About Chino Basin Water Conservation District
The Chino Groundwater Basin is replenished through the District’s network of percolation basins
We use local rainfall, water imported from the Sacramento Delta, and recycled water to store in the aquifer for later use. We assist local residents and businesses with using Chino Basin’s water supply wisely through an array of educational programs and demonstration projects.
The Chino Basin Water Conservation District was established by a public vote in 1949. The idea was championed by a group of farmers who were concerned about the long-term availability of water in the area. The District’s service area includes the cities of Chino, Chino Hills, Montclair, Ontario, Rancho Cucamonga, and Upland, as well as some unincorporated areas of San Bernardino County. Historically, the area was heavily agricultural, producing dairy products, wine, and citrus fruit. During the 20th century, the District built seven basins along the San Antonio Creek Channel to capture local rainfall and added an eighth basin along the West Cucamonga Creek Channel. As the area urbanized, turning open farmland into cities with houses and lawns, the District added education programs and demonstration projects to assist local residents with using our local water supply wisely.

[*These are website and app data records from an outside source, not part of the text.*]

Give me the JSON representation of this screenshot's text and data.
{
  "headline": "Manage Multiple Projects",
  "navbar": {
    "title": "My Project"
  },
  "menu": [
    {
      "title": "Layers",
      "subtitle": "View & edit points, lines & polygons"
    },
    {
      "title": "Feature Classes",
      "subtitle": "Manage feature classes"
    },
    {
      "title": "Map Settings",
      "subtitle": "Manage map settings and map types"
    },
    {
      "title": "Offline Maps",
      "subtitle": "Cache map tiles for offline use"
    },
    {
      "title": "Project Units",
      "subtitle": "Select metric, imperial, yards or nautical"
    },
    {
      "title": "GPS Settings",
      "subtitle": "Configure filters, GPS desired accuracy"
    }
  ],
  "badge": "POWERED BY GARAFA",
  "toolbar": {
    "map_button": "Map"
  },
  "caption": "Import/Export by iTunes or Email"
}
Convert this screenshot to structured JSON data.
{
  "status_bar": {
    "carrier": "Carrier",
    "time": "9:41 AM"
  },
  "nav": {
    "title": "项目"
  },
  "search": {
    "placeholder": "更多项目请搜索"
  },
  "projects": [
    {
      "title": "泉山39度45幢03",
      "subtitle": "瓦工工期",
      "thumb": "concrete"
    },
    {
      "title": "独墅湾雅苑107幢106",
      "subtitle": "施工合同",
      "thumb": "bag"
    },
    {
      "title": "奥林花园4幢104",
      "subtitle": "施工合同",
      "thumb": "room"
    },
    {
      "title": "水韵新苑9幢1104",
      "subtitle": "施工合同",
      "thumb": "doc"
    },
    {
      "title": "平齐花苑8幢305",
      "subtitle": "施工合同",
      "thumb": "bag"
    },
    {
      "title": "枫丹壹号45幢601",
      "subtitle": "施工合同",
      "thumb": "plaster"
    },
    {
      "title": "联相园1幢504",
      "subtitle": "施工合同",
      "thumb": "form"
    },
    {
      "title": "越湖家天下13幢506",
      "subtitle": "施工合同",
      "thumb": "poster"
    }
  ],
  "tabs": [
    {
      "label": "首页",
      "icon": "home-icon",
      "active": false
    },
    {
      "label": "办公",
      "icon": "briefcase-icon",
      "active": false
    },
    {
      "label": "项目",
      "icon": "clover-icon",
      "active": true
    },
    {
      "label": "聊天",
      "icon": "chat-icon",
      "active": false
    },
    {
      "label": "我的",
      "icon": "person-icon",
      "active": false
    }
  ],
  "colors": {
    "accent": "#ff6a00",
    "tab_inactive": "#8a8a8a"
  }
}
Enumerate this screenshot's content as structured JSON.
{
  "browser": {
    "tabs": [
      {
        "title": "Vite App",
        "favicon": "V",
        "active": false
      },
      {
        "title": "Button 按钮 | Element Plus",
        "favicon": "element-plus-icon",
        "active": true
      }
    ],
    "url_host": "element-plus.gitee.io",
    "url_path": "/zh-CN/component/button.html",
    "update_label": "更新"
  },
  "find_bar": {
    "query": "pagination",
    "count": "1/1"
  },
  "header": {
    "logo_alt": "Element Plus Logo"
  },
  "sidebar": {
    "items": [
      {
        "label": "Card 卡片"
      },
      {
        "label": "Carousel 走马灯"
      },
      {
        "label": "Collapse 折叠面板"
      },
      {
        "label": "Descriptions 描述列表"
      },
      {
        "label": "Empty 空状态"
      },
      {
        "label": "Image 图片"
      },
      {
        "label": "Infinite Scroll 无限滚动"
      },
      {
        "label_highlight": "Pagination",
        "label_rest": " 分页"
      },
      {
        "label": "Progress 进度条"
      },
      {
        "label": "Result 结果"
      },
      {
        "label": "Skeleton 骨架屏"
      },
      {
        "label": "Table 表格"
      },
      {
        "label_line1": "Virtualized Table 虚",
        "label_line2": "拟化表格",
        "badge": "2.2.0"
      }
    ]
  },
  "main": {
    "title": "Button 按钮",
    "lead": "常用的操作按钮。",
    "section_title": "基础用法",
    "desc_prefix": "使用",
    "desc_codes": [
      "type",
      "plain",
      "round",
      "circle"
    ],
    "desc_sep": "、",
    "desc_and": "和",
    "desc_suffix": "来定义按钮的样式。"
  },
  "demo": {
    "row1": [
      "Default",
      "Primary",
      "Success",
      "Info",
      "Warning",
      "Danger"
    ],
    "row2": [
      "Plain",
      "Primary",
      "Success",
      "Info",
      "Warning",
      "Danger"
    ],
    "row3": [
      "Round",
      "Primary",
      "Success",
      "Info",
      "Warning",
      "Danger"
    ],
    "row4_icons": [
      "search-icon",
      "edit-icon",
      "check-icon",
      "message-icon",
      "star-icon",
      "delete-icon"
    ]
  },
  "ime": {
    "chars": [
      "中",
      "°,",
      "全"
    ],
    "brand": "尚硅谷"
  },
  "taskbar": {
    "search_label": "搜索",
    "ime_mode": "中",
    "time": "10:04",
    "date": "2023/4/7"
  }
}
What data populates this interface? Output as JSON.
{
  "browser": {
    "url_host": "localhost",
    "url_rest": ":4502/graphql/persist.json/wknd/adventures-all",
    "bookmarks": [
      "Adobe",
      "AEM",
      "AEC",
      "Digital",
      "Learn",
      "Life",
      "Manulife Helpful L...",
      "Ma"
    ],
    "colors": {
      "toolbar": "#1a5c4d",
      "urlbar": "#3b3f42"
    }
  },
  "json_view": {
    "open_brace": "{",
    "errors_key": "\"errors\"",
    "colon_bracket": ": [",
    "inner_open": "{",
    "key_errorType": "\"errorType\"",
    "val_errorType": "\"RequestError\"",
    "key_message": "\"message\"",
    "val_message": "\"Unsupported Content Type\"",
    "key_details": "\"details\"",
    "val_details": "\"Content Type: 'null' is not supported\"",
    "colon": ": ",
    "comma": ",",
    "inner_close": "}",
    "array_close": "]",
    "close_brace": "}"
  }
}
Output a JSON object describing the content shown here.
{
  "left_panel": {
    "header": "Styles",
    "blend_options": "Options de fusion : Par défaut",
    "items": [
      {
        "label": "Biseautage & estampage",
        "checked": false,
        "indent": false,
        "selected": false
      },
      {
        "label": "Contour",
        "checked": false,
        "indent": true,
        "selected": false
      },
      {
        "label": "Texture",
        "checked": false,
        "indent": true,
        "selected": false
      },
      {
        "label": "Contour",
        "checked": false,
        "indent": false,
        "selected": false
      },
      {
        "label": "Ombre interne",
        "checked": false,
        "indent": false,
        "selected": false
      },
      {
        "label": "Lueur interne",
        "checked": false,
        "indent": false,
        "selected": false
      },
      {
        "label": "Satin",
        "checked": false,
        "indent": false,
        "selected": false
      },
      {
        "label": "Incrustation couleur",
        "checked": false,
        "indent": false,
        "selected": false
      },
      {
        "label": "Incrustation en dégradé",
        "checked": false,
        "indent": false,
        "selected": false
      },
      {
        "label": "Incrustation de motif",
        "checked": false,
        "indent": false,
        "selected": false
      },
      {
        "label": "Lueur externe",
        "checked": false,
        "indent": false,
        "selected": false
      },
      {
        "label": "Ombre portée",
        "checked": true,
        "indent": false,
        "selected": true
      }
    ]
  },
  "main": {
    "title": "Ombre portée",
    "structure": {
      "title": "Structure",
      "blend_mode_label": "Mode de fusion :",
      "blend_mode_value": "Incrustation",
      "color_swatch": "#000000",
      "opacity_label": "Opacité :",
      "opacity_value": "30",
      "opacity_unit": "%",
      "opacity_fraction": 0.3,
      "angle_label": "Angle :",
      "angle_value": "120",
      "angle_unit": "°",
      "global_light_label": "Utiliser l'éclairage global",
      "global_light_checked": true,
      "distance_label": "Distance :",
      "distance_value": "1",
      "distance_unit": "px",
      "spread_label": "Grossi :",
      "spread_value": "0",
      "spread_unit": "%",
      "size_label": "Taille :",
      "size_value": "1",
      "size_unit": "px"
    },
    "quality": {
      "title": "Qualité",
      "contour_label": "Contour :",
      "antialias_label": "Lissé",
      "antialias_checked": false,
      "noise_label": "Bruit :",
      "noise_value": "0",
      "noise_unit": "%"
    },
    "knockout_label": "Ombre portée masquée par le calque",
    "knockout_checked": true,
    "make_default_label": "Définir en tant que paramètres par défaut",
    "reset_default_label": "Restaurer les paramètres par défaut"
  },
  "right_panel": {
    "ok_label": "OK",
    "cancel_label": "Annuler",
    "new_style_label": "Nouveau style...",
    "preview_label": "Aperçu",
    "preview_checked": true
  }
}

As the average home uses 50% or more of their water outside, the obvious place to start saving water is in our gardens. Replacing stressed out high-water use plants and lawns with waterwise, California native, and Mediterranean plants can transform your yard into a stunning oasis. Enjoy inviting songbirds and butterflies into your space and embrace the indoor-outdoor California lifestyle – all while using much less water. Learn tips and tricks in our gardening workshops, explore the Inland Valley Garden Planner to plan your dream project, and visit our demonstration garden at the Waterwise Community Center in Montclair to see many of these plants in person.